Also, i forgot to add this, but the reason I had crossed out D is because it did not mention that they were looking for the cheaper option. it simply said pine is cheaper... painting it would make it less cheap than cedar. this doesn't imply (like in the original passage) that the person was seeking the more efficient (here cost, in the passage energy) option. the person could really prefer pine as it looks, or how it accepts paint/sealer. let me know what anyone thinks,

Emil on October 5, 2022

Hi Hanfan,

I think the biggest difference is the could. C is a straightforward argument, more people means less efficiency. This is not what the initial argument was. The initial argument was saying that this shift to a new thing might be counterproductive. Additionally, you had to insert your own assumptions to make C the same argument, which is not allowed.

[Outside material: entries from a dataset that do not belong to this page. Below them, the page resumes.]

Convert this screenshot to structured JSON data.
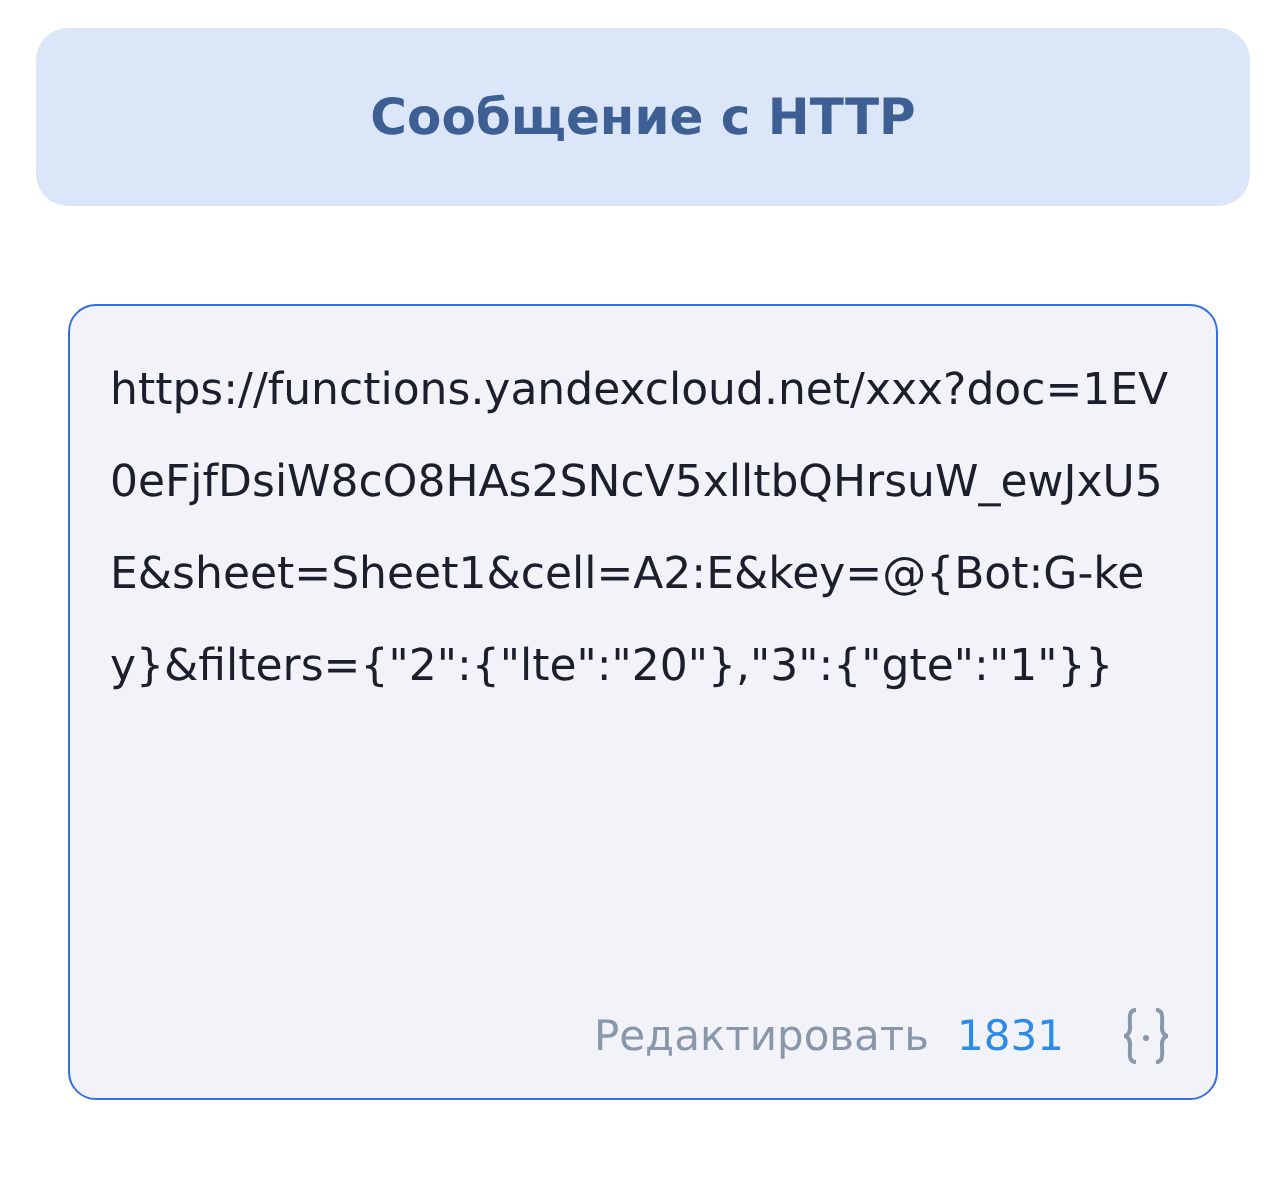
{
  "header": {
    "title": "Сообщение с HTTP"
  },
  "url_field": {
    "value": "https://functions.yandexcloud.net/xxx?doc=1EV0eFjfDsiW8cO8HAs2SNcV5xlltbQHrsuW_ewJxU5E&sheet=Sheet1&cell=A2:E&key=@{Bot:G-key}&filters={\"2\":{\"lte\":\"20\"},\"3\":{\"gte\":\"1\"}}"
  },
  "footer": {
    "edit_link": "Редактировать",
    "counter": "1831"
  }
}
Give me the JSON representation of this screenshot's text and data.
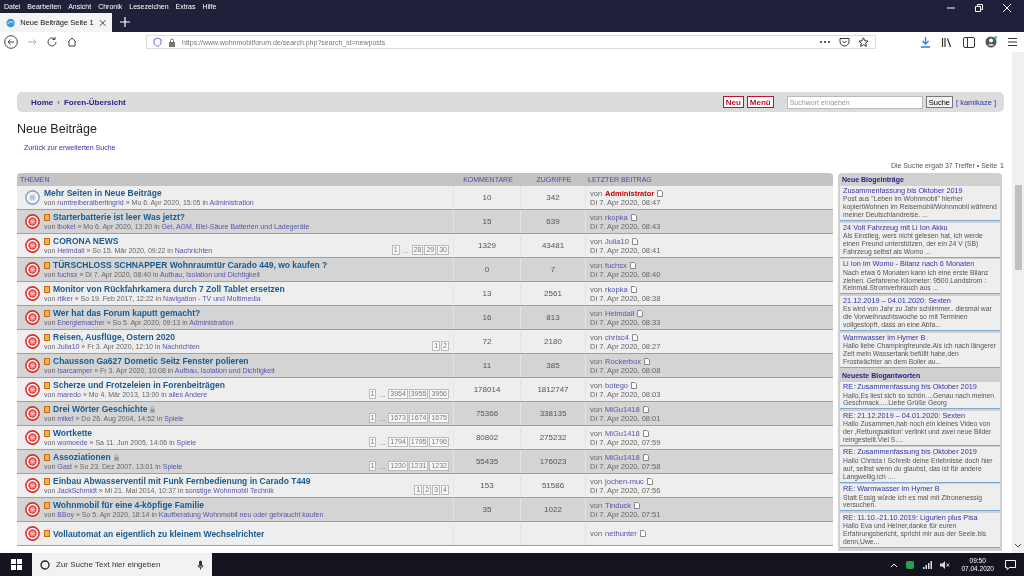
{
  "browser": {
    "menu": [
      "Datei",
      "Bearbeiten",
      "Ansicht",
      "Chronik",
      "Lesezeichen",
      "Extras",
      "Hilfe"
    ],
    "tabs": [
      {
        "label": "Neue Beiträge Seite 1",
        "selected": true
      }
    ],
    "url": "https://www.wohnmobilforum.de/search.php?search_id=newposts"
  },
  "navbar": {
    "breadcrumbs": [
      "Home",
      "Foren-Übersicht"
    ],
    "separator": "‹",
    "buttons": [
      "Neu",
      "Menü"
    ],
    "search": {
      "placeholder": "Suchwort eingeben",
      "button": "Suche"
    },
    "user": "[ kamikaze ]"
  },
  "page": {
    "title": "Neue Beiträge",
    "back_link": "Zurück zur erweiterten Suche",
    "result": "Die Suche ergab 37 Treffer • Seite",
    "page": "1"
  },
  "topics": {
    "columns": [
      "THEMEN",
      "KOMMENTARE",
      "ZUGRIFFE",
      "LETZTER BEITRAG"
    ],
    "rows": [
      {
        "unread": false,
        "title": "Mehr Seiten in Neue Beiträge",
        "locked": false,
        "by": "von",
        "author": "rumtreiberalbertingrid",
        "meta": "» Mo 6. Apr 2020, 15:05 in",
        "forum": "Administration",
        "comments": "10",
        "views": "342",
        "last_by": "von",
        "last_author": "Administrator",
        "author_highlight": true,
        "last_date": "Di 7. Apr 2020, 08:47"
      },
      {
        "unread": true,
        "title": "Starterbatterie ist leer Was jetzt?",
        "locked": false,
        "by": "von",
        "author": "lbokel",
        "meta": "» Mo 6. Apr 2020, 13:20 in",
        "forum": "Gel, AGM, Blei-Säure Batterien und Ladegeräte",
        "comments": "15",
        "views": "639",
        "last_by": "von",
        "last_author": "rkopka",
        "author_highlight": false,
        "last_date": "Di 7. Apr 2020, 08:43"
      },
      {
        "unread": true,
        "title": "CORONA NEWS",
        "locked": false,
        "by": "von",
        "author": "Heimdall",
        "meta": "» So 15. Mär 2020, 09:22 in",
        "forum": "Nachrichten",
        "pages": [
          {
            "kind": "page",
            "label": "1"
          },
          {
            "kind": "gap",
            "label": "..."
          },
          {
            "kind": "page",
            "label": "28"
          },
          {
            "kind": "page",
            "label": "29"
          },
          {
            "kind": "page",
            "label": "30"
          }
        ],
        "comments": "1329",
        "views": "43481",
        "last_by": "von",
        "last_author": "Julia10",
        "author_highlight": false,
        "last_date": "Di 7. Apr 2020, 08:41"
      },
      {
        "unread": true,
        "title": "TÜRSCHLOSS SCHNAPPER Wohnraumtür Carado 449, wo kaufen ?",
        "locked": false,
        "by": "von",
        "author": "fuchsx",
        "meta": "» Di 7. Apr 2020, 08:40 in",
        "forum": "Aufbau, Isolation und Dichtigkeit",
        "comments": "0",
        "views": "7",
        "last_by": "von",
        "last_author": "fuchsx",
        "author_highlight": false,
        "last_date": "Di 7. Apr 2020, 08:40"
      },
      {
        "unread": true,
        "title": "Monitor von Rückfahrkamera durch 7 Zoll Tablet ersetzen",
        "locked": false,
        "by": "von",
        "author": "rtiker",
        "meta": "» So 19. Feb 2017, 12:22 in",
        "forum": "Navigation - TV und Multimedia",
        "comments": "13",
        "views": "2561",
        "last_by": "von",
        "last_author": "rkopka",
        "author_highlight": false,
        "last_date": "Di 7. Apr 2020, 08:38"
      },
      {
        "unread": true,
        "title": "Wer hat das Forum kaputt gemacht?",
        "locked": false,
        "by": "von",
        "author": "Energiemacher",
        "meta": "» So 5. Apr 2020, 09:13 in",
        "forum": "Administration",
        "comments": "16",
        "views": "813",
        "last_by": "von",
        "last_author": "Heimdall",
        "author_highlight": false,
        "last_date": "Di 7. Apr 2020, 08:33"
      },
      {
        "unread": true,
        "title": "Reisen, Ausflüge, Ostern 2020",
        "locked": false,
        "by": "von",
        "author": "Julia10",
        "meta": "» Fr 3. Apr 2020, 12:10 in",
        "forum": "Nachrichten",
        "pages": [
          {
            "kind": "page",
            "label": "1"
          },
          {
            "kind": "page",
            "label": "2"
          }
        ],
        "comments": "72",
        "views": "2180",
        "last_by": "von",
        "last_author": "chrisc4",
        "author_highlight": false,
        "last_date": "Di 7. Apr 2020, 08:27"
      },
      {
        "unread": true,
        "title": "Chausson Ga627 Dometic Seitz Fenster polieren",
        "locked": false,
        "by": "von",
        "author": "Isarcamper",
        "meta": "» Fr 3. Apr 2020, 10:08 in",
        "forum": "Aufbau, Isolation und Dichtigkeit",
        "comments": "11",
        "views": "385",
        "last_by": "von",
        "last_author": "Rockerbox",
        "author_highlight": false,
        "last_date": "Di 7. Apr 2020, 08:08"
      },
      {
        "unread": true,
        "title": "Scherze und Frotzeleien in Forenbeiträgen",
        "locked": false,
        "by": "von",
        "author": "maredo",
        "meta": "» Mo 4. Mär 2013, 13:00 in",
        "forum": "alles Andere",
        "pages": [
          {
            "kind": "page",
            "label": "1"
          },
          {
            "kind": "gap",
            "label": "..."
          },
          {
            "kind": "page",
            "label": "3954"
          },
          {
            "kind": "page",
            "label": "3955"
          },
          {
            "kind": "page",
            "label": "3956"
          }
        ],
        "comments": "178014",
        "views": "1812747",
        "last_by": "von",
        "last_author": "botego",
        "author_highlight": false,
        "last_date": "Di 7. Apr 2020, 08:03"
      },
      {
        "unread": true,
        "title": "Drei Wörter Geschichte",
        "locked": true,
        "by": "von",
        "author": "mikel",
        "meta": "» Do 26. Aug 2004, 14:52 in",
        "forum": "Spiele",
        "pages": [
          {
            "kind": "page",
            "label": "1"
          },
          {
            "kind": "gap",
            "label": "..."
          },
          {
            "kind": "page",
            "label": "1673"
          },
          {
            "kind": "page",
            "label": "1674"
          },
          {
            "kind": "page",
            "label": "1675"
          }
        ],
        "comments": "75366",
        "views": "338135",
        "last_by": "von",
        "last_author": "MiGu1418",
        "author_highlight": false,
        "last_date": "Di 7. Apr 2020, 08:01"
      },
      {
        "unread": true,
        "title": "Wortkette",
        "locked": false,
        "by": "von",
        "author": "womoede",
        "meta": "» Sa 11. Jun 2005, 14:06 in",
        "forum": "Spiele",
        "pages": [
          {
            "kind": "page",
            "label": "1"
          },
          {
            "kind": "gap",
            "label": "..."
          },
          {
            "kind": "page",
            "label": "1794"
          },
          {
            "kind": "page",
            "label": "1795"
          },
          {
            "kind": "page",
            "label": "1796"
          }
        ],
        "comments": "80802",
        "views": "275232",
        "last_by": "von",
        "last_author": "MiGu1418",
        "author_highlight": false,
        "last_date": "Di 7. Apr 2020, 07:59"
      },
      {
        "unread": true,
        "title": "Assoziationen",
        "locked": true,
        "by": "von",
        "author": "Gast",
        "meta": "» So 23. Dez 2007, 13:01 in",
        "forum": "Spiele",
        "pages": [
          {
            "kind": "page",
            "label": "1"
          },
          {
            "kind": "gap",
            "label": "..."
          },
          {
            "kind": "page",
            "label": "1230"
          },
          {
            "kind": "page",
            "label": "1231"
          },
          {
            "kind": "page",
            "label": "1232"
          }
        ],
        "comments": "55435",
        "views": "176023",
        "last_by": "von",
        "last_author": "MiGu1418",
        "author_highlight": false,
        "last_date": "Di 7. Apr 2020, 07:58"
      },
      {
        "unread": true,
        "title": "Einbau Abwasserventil mit Funk Fernbedienung in Carado T449",
        "locked": false,
        "by": "von",
        "author": "JackSchmidt",
        "meta": "» Mi 21. Mai 2014, 10:37 in",
        "forum": "sonstige Wohnmobil Technik",
        "pages": [
          {
            "kind": "page",
            "label": "1"
          },
          {
            "kind": "page",
            "label": "2"
          },
          {
            "kind": "page",
            "label": "3"
          },
          {
            "kind": "page",
            "label": "4"
          }
        ],
        "comments": "153",
        "views": "51586",
        "last_by": "von",
        "last_author": "jochen-muc",
        "author_highlight": false,
        "last_date": "Di 7. Apr 2020, 07:56"
      },
      {
        "unread": true,
        "title": "Wohnmobil für eine 4-köpfige Familie",
        "locked": false,
        "by": "von",
        "author": "BBoy",
        "meta": "» So 5. Apr 2020, 18:14 in",
        "forum": "Kaufberatung Wohnmobil neu oder gebraucht kaufen",
        "comments": "35",
        "views": "1022",
        "last_by": "von",
        "last_author": "Tinduck",
        "author_highlight": false,
        "last_date": "Di 7. Apr 2020, 07:51"
      },
      {
        "unread": true,
        "title": "Vollautomat an eigentlich zu kleinem Wechselrichter",
        "locked": false,
        "last_by": "von",
        "last_author": "nethunter",
        "author_highlight": false
      }
    ]
  },
  "sidebar": {
    "sections": [
      {
        "title": "Neue Blogeinträge",
        "entries": [
          {
            "title": "Zusammenfassung bis Oktober 2019",
            "text": "Post aus \"Leben im Wohnmobil\" hierher kopiertWohnen im Reisemobil/Wohnmobil während meiner Deutschlandreise. ..."
          },
          {
            "title": "24 Volt Fahrzeug mit Li Ion Akku",
            "text": "Als Einstieg, wers nicht gelesen hat, ich werde einen Freund unterstützen, der ein 24 V (SB) Fahrzeug selbst als Womo ..."
          },
          {
            "title": "Li Ion im Womo - Bilanz nach 6 Monaten",
            "text": "Nach etwa 6 Monaten kann ich eine erste Bilanz ziehen. Gefahrene Kilometer: 9500.Landstrom : Keinmal.Stromverbrauch aus ..."
          },
          {
            "title": "21.12.2019 – 04.01.2020: Sexten",
            "text": "Es wird von Jahr zu Jahr schlimmer.. diesmal war die Vorweihnachtswoche so mit Terminen vollgestopft, dass an eine Abfa..."
          },
          {
            "title": "Warmwasser im Hymer B",
            "text": "Hallo liebe Champingfreunde.Als ich nach längerer Zeit mein Wassertank befüllt habe,den Frostwächter an dem Boiler au..."
          }
        ]
      },
      {
        "title": "Neueste Blogantworten",
        "entries": [
          {
            "title": "RE: Zusammenfassung bis Oktober 2019",
            "text": "Hallo,Es liest sich so schön....Genau nach meinen Geschmack.....Liebe Grüße Georg"
          },
          {
            "title": "RE: 21.12.2019 – 04.01.2020: Sexten",
            "text": "Hallo Zusammen,hab noch ein kleines Video von der ‚Rettungsaktion' verlinkt und zwei neue Bilder reingestellt.Viel S...."
          },
          {
            "title": "RE: Zusammenfassung bis Oktober 2019",
            "text": "Hallo Christa ! Schreib deine Erlebnisse doch hier auf, selbst wenn du glaubst, das ist für andere Langweilig.ich ...."
          },
          {
            "title": "RE: Warmwasser im Hymer B",
            "text": "Statt Essig würde ich es mal mit Zitronenessig versuchen."
          },
          {
            "title": "RE: 11.10.-21.10.2019: Ligurien plus Pisa",
            "text": "Hallo Eva und Heiner,danke für euren Erfahrungsbericht, spricht mir aus der Seele.bis denn,Uwe..."
          }
        ]
      }
    ]
  },
  "taskbar": {
    "search_placeholder": "Zur Suche Text hier eingeben",
    "time": "09:50",
    "date": "07.04.2020"
  }
}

D is a strong match for our initial argument, it says something could be counterproductive by increasing the total cost in terms of money or energy.